(October 31, 2019)—The stone axe is a fairly common artifact. We find them throughout the Southwest at sites dating from early ceramic times until just before Europeans came. We can tell they were used to chop trees because of the use wear on the chopping edges. People used the trees as building material.
These two axes were found during our Preservation Archaeology Field School excavations at Gila River Farm. Both were recovered from the floor of the same room. They are interesting in that the ¾-groove axe is commonly found in Hohokam sites, and the full-groove axe style is common in Ancestral Pueblo sites.
In this post, I’ll share how people probably made ¾-groove axes. I will follow up with a second post showing how to attach a handle to your completed axe.
Step 1: Choose the right rock

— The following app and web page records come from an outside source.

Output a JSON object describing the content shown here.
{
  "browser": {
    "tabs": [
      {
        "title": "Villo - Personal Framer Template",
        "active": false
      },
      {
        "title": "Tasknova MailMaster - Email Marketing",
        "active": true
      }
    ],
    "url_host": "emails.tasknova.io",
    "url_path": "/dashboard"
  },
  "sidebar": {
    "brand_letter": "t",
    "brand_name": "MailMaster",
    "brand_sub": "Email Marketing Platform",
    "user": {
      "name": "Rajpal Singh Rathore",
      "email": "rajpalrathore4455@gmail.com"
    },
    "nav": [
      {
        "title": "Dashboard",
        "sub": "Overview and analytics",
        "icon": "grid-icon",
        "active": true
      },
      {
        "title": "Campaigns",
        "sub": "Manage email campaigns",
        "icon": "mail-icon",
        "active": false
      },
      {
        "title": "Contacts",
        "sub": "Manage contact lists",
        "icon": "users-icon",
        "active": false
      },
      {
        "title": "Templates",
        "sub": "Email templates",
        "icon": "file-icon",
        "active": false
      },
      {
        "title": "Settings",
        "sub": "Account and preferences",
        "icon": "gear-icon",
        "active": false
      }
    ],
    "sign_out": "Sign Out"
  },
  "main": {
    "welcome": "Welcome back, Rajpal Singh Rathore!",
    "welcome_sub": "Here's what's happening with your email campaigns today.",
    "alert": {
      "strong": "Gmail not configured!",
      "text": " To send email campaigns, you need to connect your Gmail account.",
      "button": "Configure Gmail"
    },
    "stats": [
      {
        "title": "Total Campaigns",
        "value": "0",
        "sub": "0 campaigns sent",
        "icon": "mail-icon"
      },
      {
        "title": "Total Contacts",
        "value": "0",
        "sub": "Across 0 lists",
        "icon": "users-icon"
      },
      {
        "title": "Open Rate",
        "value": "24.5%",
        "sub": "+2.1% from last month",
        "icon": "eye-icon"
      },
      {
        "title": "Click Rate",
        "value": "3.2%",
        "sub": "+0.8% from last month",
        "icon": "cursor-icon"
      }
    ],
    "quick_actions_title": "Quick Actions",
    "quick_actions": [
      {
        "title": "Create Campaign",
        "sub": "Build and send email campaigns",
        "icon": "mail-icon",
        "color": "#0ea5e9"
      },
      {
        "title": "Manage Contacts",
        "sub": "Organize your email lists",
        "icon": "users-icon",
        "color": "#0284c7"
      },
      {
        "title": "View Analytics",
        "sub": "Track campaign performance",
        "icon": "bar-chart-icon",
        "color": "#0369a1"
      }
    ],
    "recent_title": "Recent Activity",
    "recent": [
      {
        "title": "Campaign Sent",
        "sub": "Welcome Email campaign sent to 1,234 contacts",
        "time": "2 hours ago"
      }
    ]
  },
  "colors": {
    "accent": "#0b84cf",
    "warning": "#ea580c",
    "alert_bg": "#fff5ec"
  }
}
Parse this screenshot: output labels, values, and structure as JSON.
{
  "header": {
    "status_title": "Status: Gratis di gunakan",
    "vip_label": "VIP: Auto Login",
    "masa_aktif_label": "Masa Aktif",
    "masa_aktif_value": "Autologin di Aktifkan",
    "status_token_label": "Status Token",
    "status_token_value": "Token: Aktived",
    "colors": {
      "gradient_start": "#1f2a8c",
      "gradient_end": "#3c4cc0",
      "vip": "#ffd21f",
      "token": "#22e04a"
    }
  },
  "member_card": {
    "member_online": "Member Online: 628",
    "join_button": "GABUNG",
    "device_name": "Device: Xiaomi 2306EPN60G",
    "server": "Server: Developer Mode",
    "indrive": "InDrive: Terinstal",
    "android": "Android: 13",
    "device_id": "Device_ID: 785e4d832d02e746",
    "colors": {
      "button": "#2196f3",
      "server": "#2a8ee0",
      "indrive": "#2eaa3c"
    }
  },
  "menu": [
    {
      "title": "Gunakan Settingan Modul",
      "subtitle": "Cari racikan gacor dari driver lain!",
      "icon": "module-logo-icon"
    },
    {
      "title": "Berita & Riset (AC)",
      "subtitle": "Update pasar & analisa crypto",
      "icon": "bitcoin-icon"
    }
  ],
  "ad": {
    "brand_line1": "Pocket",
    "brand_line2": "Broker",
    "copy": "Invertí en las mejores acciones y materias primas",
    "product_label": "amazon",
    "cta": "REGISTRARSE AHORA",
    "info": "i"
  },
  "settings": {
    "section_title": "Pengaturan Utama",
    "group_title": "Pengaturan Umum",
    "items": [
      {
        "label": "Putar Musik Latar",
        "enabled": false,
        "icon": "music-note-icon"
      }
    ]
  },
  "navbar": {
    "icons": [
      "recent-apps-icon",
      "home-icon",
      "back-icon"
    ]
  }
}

In order to reduce the amount of work you will have to do to shape (peck) the axe, you’ll want to find a cobble that is close to the shape you want your finished axe to be. The best place to find such rocks is in river beds, where the rocks have tumbled until they are rounded and symmetrical.

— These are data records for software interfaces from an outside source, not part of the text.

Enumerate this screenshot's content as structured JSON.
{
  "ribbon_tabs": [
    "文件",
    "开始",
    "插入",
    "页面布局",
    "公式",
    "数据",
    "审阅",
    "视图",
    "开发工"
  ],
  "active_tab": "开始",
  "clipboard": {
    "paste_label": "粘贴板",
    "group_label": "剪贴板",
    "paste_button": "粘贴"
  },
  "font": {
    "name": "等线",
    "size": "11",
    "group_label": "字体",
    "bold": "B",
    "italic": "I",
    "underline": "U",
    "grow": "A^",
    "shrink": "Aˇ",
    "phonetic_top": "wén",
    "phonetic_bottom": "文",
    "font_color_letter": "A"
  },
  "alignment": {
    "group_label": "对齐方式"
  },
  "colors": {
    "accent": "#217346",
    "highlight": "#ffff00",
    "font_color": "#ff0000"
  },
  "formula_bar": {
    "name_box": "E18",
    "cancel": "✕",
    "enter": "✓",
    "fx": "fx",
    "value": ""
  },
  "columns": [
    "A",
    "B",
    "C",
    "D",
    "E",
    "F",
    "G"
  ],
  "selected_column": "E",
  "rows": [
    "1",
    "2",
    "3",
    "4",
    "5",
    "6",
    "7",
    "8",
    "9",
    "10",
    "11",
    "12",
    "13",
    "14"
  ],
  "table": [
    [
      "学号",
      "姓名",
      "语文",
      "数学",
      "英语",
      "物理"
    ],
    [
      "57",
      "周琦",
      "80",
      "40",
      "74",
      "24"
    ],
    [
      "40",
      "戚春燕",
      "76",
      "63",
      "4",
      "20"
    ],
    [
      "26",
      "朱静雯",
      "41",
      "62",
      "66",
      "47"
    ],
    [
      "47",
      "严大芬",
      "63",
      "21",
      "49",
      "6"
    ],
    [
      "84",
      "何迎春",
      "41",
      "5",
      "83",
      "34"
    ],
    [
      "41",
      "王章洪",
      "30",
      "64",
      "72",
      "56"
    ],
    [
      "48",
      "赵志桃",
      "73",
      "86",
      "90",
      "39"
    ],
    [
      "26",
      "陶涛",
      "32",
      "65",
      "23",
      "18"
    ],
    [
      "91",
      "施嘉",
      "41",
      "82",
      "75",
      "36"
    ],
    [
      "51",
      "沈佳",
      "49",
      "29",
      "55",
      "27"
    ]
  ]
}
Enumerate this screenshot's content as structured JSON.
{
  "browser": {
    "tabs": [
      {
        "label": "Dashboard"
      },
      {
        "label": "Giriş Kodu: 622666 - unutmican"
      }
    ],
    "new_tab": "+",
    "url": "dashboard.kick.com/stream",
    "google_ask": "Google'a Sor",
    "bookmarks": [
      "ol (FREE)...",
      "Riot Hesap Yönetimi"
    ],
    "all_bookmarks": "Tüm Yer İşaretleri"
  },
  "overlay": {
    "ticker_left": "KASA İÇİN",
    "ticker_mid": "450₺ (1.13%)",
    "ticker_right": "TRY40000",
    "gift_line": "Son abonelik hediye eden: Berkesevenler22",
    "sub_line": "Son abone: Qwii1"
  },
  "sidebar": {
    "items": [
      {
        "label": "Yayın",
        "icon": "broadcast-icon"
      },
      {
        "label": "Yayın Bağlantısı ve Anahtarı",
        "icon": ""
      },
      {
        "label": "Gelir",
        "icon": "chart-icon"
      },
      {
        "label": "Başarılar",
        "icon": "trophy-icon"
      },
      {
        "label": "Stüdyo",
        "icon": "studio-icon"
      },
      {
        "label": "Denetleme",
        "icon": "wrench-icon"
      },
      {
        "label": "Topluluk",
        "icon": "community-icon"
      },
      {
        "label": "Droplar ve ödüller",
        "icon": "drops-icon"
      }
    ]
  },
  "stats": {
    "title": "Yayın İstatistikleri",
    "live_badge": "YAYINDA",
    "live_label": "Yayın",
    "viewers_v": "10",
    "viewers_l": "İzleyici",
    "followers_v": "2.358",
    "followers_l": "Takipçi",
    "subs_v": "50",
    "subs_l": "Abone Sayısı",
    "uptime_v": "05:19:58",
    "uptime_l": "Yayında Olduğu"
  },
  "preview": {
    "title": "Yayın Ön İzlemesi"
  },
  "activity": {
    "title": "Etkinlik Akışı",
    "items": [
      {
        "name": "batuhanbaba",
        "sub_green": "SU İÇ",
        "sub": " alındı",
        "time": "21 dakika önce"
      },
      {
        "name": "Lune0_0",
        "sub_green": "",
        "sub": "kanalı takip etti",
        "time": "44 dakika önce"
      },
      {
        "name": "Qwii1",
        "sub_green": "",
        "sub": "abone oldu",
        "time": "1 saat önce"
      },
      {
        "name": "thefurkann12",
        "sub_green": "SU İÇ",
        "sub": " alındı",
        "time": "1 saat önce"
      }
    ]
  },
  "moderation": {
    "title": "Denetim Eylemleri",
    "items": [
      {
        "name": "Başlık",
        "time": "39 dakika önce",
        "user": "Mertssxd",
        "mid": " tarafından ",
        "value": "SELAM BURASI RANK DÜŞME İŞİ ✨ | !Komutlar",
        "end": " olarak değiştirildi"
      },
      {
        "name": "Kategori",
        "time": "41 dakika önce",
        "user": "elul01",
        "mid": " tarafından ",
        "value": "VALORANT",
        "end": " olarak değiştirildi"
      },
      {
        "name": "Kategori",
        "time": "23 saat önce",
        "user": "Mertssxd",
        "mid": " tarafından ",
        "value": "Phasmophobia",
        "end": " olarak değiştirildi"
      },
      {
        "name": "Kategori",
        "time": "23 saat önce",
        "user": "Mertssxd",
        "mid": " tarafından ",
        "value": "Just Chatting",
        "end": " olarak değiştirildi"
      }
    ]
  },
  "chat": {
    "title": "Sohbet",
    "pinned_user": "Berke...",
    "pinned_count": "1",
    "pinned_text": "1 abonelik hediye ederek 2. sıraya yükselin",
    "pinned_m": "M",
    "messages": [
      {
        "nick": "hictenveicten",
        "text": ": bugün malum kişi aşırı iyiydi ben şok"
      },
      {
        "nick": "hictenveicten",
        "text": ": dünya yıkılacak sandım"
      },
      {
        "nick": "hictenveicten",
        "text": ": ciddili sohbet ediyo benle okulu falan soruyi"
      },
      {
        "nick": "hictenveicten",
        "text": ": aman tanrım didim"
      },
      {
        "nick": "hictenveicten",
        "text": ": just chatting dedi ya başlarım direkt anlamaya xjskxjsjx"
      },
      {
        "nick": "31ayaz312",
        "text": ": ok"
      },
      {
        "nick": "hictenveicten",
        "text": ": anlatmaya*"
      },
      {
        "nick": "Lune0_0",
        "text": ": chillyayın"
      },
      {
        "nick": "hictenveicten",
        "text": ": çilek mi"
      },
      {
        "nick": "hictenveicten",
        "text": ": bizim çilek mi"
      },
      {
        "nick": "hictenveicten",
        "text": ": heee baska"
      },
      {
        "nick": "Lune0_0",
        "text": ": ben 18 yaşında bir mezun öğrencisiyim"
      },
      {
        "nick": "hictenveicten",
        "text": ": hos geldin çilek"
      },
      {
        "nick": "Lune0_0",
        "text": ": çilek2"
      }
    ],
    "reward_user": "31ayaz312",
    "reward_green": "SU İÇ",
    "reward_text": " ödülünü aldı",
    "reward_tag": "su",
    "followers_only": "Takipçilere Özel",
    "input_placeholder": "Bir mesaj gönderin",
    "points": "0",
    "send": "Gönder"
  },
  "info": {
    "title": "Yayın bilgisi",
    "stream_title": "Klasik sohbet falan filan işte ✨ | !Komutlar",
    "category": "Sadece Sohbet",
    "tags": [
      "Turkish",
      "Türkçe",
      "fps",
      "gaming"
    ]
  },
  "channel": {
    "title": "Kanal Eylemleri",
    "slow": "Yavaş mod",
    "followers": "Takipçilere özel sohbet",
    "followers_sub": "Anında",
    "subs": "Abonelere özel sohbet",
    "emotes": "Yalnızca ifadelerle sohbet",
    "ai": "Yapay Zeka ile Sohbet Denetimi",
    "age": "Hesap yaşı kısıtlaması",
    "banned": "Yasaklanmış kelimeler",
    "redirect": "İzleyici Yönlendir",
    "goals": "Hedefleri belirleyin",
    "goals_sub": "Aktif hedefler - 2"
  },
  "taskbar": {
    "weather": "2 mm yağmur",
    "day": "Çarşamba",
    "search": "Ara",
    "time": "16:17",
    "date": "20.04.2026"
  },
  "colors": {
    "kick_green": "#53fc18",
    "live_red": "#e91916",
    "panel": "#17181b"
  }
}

I think a lot of ancient axe shapes were determined by the river cobbles they selected. When selecting a rock, look out for any visible flaws such as cracks, or spots in the rock that might be softer—anything that might cause the rock to break.
Sometimes there are hidden flaws in a rock you can’t see on the surface. One way to tell whether there might be a hidden flaw is to tap the rock with another smaller rock and listen to the sound it makes. If it makes a higher-pitched ring sound, it is solid, but if it makes a dull thud sound, it probably has a hidden fracture in it.

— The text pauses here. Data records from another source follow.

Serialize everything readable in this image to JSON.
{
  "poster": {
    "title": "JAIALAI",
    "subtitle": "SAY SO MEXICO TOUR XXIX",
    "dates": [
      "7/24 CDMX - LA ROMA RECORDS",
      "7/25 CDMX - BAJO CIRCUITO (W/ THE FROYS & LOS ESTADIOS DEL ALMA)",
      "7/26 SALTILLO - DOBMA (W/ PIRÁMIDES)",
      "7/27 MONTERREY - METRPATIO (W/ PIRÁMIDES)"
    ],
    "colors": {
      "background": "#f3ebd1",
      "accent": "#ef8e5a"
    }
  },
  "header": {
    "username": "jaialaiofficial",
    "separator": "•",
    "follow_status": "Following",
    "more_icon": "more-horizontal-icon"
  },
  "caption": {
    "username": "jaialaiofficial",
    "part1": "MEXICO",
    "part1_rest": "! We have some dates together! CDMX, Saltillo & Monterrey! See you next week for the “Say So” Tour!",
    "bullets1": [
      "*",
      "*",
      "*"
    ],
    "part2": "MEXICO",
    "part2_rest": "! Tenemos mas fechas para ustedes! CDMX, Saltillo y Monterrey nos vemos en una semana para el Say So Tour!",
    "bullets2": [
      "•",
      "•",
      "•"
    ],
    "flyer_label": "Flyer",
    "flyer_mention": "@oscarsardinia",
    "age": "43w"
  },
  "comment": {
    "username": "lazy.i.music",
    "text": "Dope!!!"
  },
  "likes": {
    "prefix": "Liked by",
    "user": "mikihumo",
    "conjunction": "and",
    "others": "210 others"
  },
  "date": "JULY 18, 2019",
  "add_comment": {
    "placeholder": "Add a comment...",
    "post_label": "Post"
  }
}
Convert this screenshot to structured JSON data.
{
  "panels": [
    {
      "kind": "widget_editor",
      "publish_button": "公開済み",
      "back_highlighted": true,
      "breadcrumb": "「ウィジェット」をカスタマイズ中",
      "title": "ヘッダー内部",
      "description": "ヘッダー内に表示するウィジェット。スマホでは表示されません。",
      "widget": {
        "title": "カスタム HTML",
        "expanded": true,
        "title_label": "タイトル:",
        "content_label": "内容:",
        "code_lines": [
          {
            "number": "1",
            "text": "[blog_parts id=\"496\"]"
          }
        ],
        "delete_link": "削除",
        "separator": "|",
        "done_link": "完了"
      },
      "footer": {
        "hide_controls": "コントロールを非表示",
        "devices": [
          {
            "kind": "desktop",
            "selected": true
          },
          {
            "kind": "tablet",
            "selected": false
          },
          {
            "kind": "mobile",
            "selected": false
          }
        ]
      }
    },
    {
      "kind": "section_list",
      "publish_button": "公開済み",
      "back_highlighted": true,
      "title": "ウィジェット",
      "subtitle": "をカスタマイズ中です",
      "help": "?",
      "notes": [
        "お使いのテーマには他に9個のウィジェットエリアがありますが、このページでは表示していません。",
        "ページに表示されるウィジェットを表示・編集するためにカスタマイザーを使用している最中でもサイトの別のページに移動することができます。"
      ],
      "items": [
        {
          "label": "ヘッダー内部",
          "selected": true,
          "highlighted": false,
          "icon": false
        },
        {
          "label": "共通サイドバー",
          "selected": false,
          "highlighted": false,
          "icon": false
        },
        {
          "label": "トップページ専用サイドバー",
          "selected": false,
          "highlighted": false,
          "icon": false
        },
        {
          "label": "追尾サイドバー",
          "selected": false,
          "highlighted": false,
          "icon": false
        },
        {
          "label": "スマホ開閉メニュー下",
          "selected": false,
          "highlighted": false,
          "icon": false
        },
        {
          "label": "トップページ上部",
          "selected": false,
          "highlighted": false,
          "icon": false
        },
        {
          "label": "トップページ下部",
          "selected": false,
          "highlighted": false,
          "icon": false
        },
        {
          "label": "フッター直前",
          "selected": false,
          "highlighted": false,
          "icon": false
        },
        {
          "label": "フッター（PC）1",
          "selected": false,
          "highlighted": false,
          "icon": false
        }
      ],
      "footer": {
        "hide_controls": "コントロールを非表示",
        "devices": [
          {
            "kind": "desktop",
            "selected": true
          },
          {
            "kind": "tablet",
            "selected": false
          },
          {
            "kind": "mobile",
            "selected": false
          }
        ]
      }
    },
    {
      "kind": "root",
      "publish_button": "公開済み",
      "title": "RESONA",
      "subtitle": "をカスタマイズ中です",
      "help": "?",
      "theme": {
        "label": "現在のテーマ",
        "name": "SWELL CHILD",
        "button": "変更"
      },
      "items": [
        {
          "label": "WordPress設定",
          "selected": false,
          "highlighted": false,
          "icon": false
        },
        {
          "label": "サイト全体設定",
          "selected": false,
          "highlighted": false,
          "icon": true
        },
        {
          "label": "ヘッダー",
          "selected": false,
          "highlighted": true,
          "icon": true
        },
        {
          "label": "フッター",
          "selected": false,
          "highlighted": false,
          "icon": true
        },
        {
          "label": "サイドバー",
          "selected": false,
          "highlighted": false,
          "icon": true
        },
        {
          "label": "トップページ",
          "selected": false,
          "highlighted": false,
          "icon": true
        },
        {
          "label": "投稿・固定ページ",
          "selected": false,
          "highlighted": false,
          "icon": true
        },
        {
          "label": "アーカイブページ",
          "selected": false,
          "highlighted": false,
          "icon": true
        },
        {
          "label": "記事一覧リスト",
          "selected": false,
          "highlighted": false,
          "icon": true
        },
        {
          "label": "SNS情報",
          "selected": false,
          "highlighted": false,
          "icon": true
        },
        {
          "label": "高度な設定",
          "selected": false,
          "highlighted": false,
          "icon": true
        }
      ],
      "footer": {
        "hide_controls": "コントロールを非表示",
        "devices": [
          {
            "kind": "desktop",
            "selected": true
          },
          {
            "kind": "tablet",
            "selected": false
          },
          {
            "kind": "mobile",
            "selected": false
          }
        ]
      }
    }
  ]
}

Taking care to select a good cobble will save you the heartbreak of putting in a bunch of time shaping a rock and having it break.
Step 2: Select an even harder stone for the pecking tool
I like green stone that has lots of olivine in it, or any rock that I can find harder than the stone I want to make my axe out of. When the pecking stone is the same hardness or softer as the tool stone, the pecking stone wears down as fast, or faster, and progress is painfully slow.
People used pecking stones or hammerstones to make ground stone artifacts such as manos and metates, as well. Each metate would have required several of these pecking stones to make it. People also used pecking stones to resharpen manos and metates to make them grind better. This is why archaeologists find metates with deep troughs—the troughs were created not just by grinding, but by pecking and resharpening.
Step 3: Start pecking
Now strike with short firm blows to crush small bits off your axe blank. Don’t hit too hard, or you’ll break off more than you intend. I like to change the angle at which I strike the rock, as this seems to speed up the pecking process.
Let’s be clear about this: it will take a long time to get your blank pecked out to shape. One trick is to occasionally sharpen the pecking stone by removing crude flakes off it. This makes a sharper striking point that really seems to move the rock much faster. This will cause a shorter use life for the pecking stones, but it is worthwhile.
As you are pecking near the front bit of the axe, be especially careful not to get too close to the front edge—it is really easy to chip it off. I sometimes start grinding the tip edge when it’s at least one or two centimeters thick.
Step 4: Grind, grind, grind
No axe is finished until it has been ground. It’s a real grind—HA!
Grind the pecked surfaces of the axe until they are nice and smooth. This process strengthens the stone surface and makes it better able to handle use-impact. Many axes we find archaeologically are completely ground and heavily polished across almost all of their surfaces. It seems the most important areas of grinding were the working bit area and the inside of the groove around the axe.
When I am grinding my axes, I like to do it with plenty of water, and I add coarse sand to the rock surface I am grinding. This really seems to speed up the grinding process. I use smaller sandstone river-rounded rocks to grind inside the axe’s groove. If you have access to sandstone, that works great for grinding—but pretty much any coarse-grained rock will work.
Interested in learning these techniques firsthand? Try taking a Hands-On Archaeology class.